Work-Supportive Family, Family-Supportive Supervision, Use of Organizational Benefits, and Problem-Focused Coping: Implications for Work-Family Conflict and Employee Well-Being
Adaptation, Psychological, Adult, Conflict (Psychology), Family Relations, Female, Humans, Male, Middle Aged, Ontario, Questionnaires, Work Schedule Tolerance
Digital Object Identifier (DOI)
Employees (n = 230) from multiple organizations and industries were involved in a study assessing how work-family conflict avoidance methods stemming from the family domain (emotional sustenance and instrumental assistance from the family), the work domain (family-supportive supervision, use of telework and flextime), and the individual (use of problem-focused coping) independently relate to different dimensions of work-family conflict and to employees' affective and physical well-being. Results suggest that support from one's family and one's supervisor and the use of problem-focused coping seem most promising in terms of avoiding work-family conflict and/or decreased well-being. Benefits associated with the use of flextime, however, are relatively less evident, and using telework may potentially increase the extent to which family time demands interfere with work responsibilities.
Was this content written or created while at USF?
Citation / Publisher Attribution
Journal of Occupational Health Psychology, v. 11, issue 2, p. 169-181
Scholar Commons Citation

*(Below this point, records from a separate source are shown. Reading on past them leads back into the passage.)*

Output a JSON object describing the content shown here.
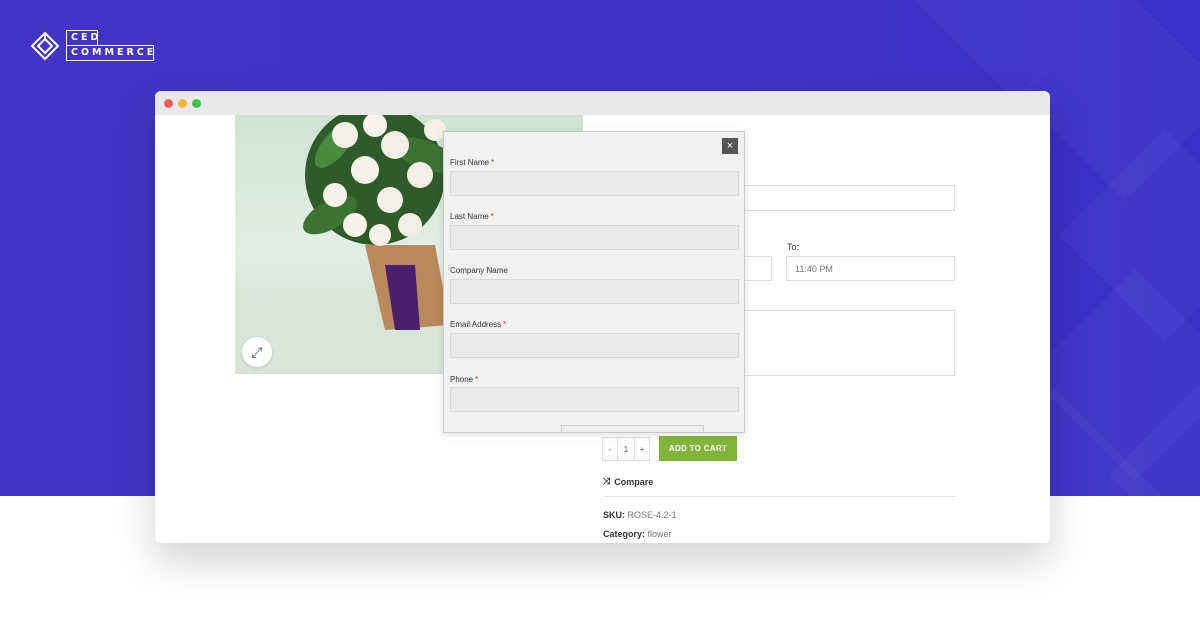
{
  "brand": {
    "line1": "CED",
    "line2": "COMMERCE"
  },
  "window_dots": [
    "#f25b5b",
    "#f5b53a",
    "#3cc34a"
  ],
  "modal": {
    "close_icon": "×",
    "fields": [
      {
        "label": "First Name",
        "required": true
      },
      {
        "label": "Last Name",
        "required": true
      },
      {
        "label": "Company Name",
        "required": false
      },
      {
        "label": "Email Address",
        "required": true
      },
      {
        "label": "Phone",
        "required": true
      }
    ]
  },
  "page": {
    "to_label": "To:",
    "to_value": "11:40 PM",
    "qty_minus": "-",
    "qty_value": "1",
    "qty_plus": "+",
    "add_to_cart": "ADD TO CART",
    "compare_label": "Compare",
    "sku_label": "SKU:",
    "sku_value": "ROSE-4.2-1",
    "category_label": "Category:",
    "category_value": "flower"
  },
  "colors": {
    "brand_bg": "#4334c4",
    "add_to_cart": "#80b53a"
  }
}
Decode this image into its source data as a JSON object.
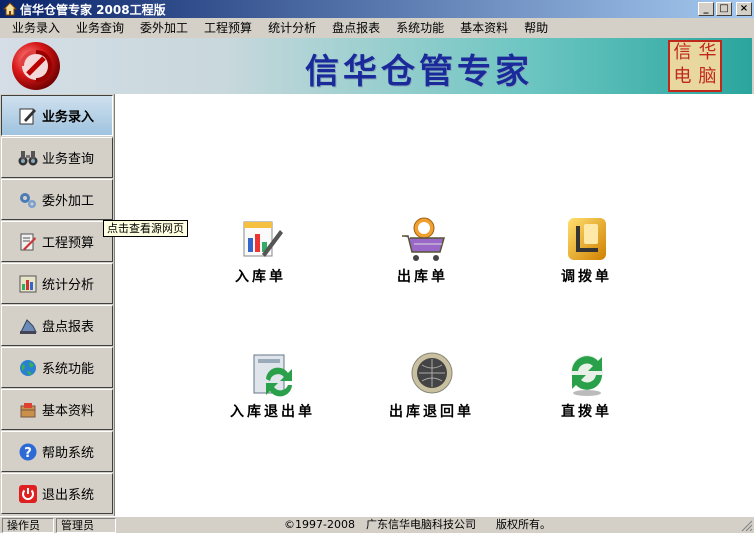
{
  "window": {
    "title": "信华仓管专家  2008工程版",
    "minimize": "_",
    "maximize": "□",
    "close": "×"
  },
  "menu": [
    "业务录入",
    "业务查询",
    "委外加工",
    "工程预算",
    "统计分析",
    "盘点报表",
    "系统功能",
    "基本资料",
    "帮助"
  ],
  "banner": {
    "title": "信华仓管专家",
    "seal": [
      "信",
      "华",
      "电",
      "脑"
    ]
  },
  "sidebar": [
    {
      "label": "业务录入",
      "icon": "edit-doc-icon",
      "active": true
    },
    {
      "label": "业务查询",
      "icon": "binoculars-icon",
      "active": false
    },
    {
      "label": "委外加工",
      "icon": "gears-icon",
      "active": false
    },
    {
      "label": "工程预算",
      "icon": "calculator-doc-icon",
      "active": false
    },
    {
      "label": "统计分析",
      "icon": "chart-icon",
      "active": false
    },
    {
      "label": "盘点报表",
      "icon": "report-icon",
      "active": false
    },
    {
      "label": "系统功能",
      "icon": "globe-icon",
      "active": false
    },
    {
      "label": "基本资料",
      "icon": "box-icon",
      "active": false
    },
    {
      "label": "帮助系统",
      "icon": "help-icon",
      "active": false
    },
    {
      "label": "退出系统",
      "icon": "power-icon",
      "active": false
    }
  ],
  "tooltip": "点击查看源网页",
  "tiles": [
    {
      "label": "入库单",
      "icon": "stock-in-icon"
    },
    {
      "label": "出库单",
      "icon": "cart-icon"
    },
    {
      "label": "调拨单",
      "icon": "transfer-folder-icon"
    },
    {
      "label": "入库退出单",
      "icon": "return-in-icon"
    },
    {
      "label": "出库退回单",
      "icon": "return-out-globe-icon"
    },
    {
      "label": "直拨单",
      "icon": "direct-transfer-icon"
    }
  ],
  "status": {
    "operator_label": "操作员",
    "operator_value": "管理员",
    "copyright": "©1997-2008",
    "company": "广东信华电脑科技公司",
    "rights": "版权所有。"
  }
}
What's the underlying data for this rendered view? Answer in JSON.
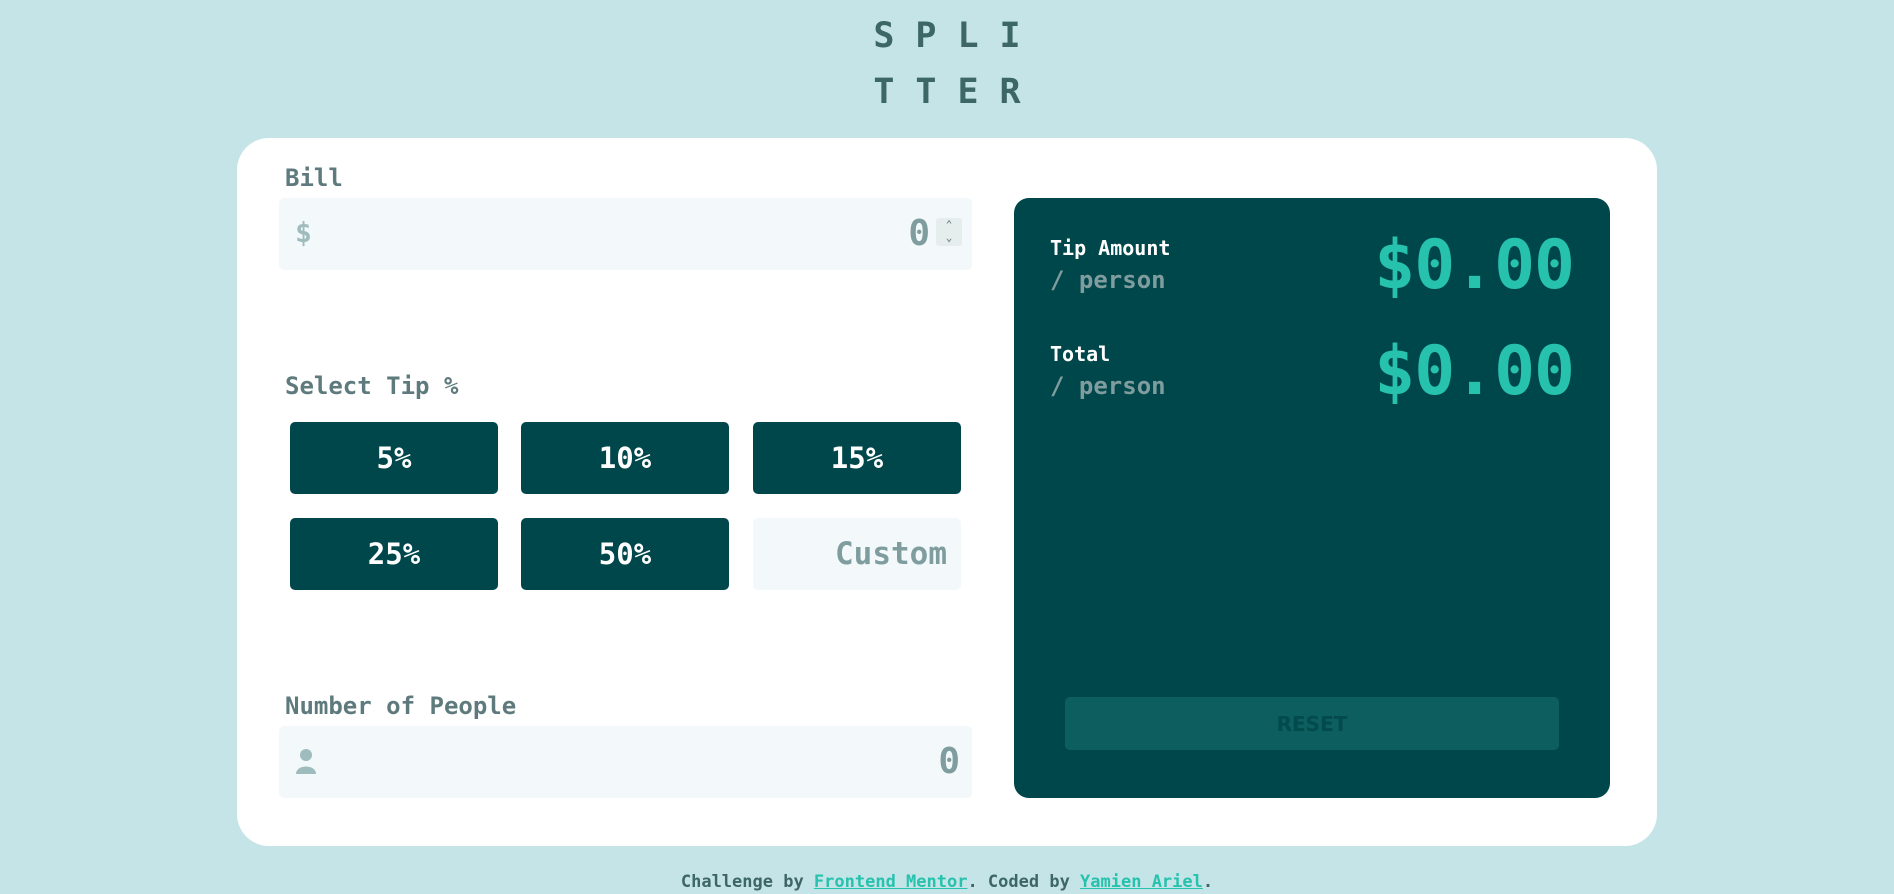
{
  "logo": {
    "line1": "SPLI",
    "line2": "TTER"
  },
  "bill": {
    "label": "Bill",
    "currency_symbol": "$",
    "value": "0"
  },
  "tip": {
    "label": "Select Tip %",
    "options": [
      "5%",
      "10%",
      "15%",
      "25%",
      "50%"
    ],
    "custom_placeholder": "Custom"
  },
  "people": {
    "label": "Number of People",
    "value": "0",
    "icon": "person-icon"
  },
  "results": {
    "tip_amount": {
      "title": "Tip Amount",
      "sub": "/ person",
      "value": "$0.00"
    },
    "total": {
      "title": "Total",
      "sub": "/ person",
      "value": "$0.00"
    },
    "reset_label": "RESET"
  },
  "footer": {
    "prefix": "Challenge by ",
    "link1": "Frontend Mentor",
    "middle": ". Coded by ",
    "link2": "Yamien Ariel",
    "suffix": "."
  },
  "colors": {
    "background": "#c5e4e7",
    "dark_teal": "#00474b",
    "accent": "#26c2ad",
    "input_bg": "#f3f9fa"
  }
}
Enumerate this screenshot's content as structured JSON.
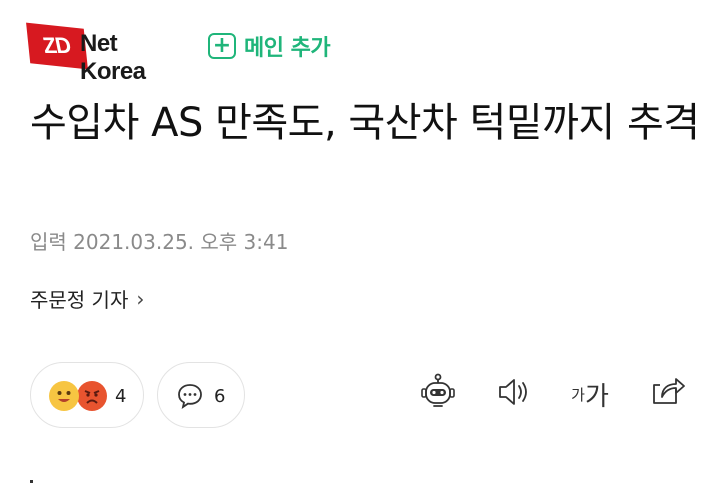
{
  "header": {
    "logo_mark": "ZD",
    "logo_name": "Net Korea",
    "add_main_plus": "+",
    "add_main_label": "메인 추가"
  },
  "article": {
    "title": "수입차 AS 만족도, 국산차 턱밑까지 추격",
    "date": "입력 2021.03.25. 오후 3:41",
    "reporter": "주문정 기자",
    "reporter_chevron": "›"
  },
  "actions": {
    "reaction_count": "4",
    "comment_count": "6",
    "font_size_small": "가",
    "font_size_large": "가"
  },
  "icons": {
    "reaction": [
      "smile-emoji-icon",
      "angry-emoji-icon"
    ],
    "comment": "speech-bubble-icon",
    "summary_bot": "robot-icon",
    "tts": "speaker-icon",
    "share": "share-icon"
  },
  "colors": {
    "brand_red": "#d71920",
    "accent_green": "#1fb57a",
    "meta_gray": "#8a8a8a"
  }
}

Lapierre, Laurent M and Allen, Tammy D., "Work-Supportive Family, Family-Supportive Supervision, Use of Organizational Benefits, and Problem-Focused Coping: Implications for Work-Family Conflict and Employee Well-Being" (2006). Psychology Faculty Publications. 34.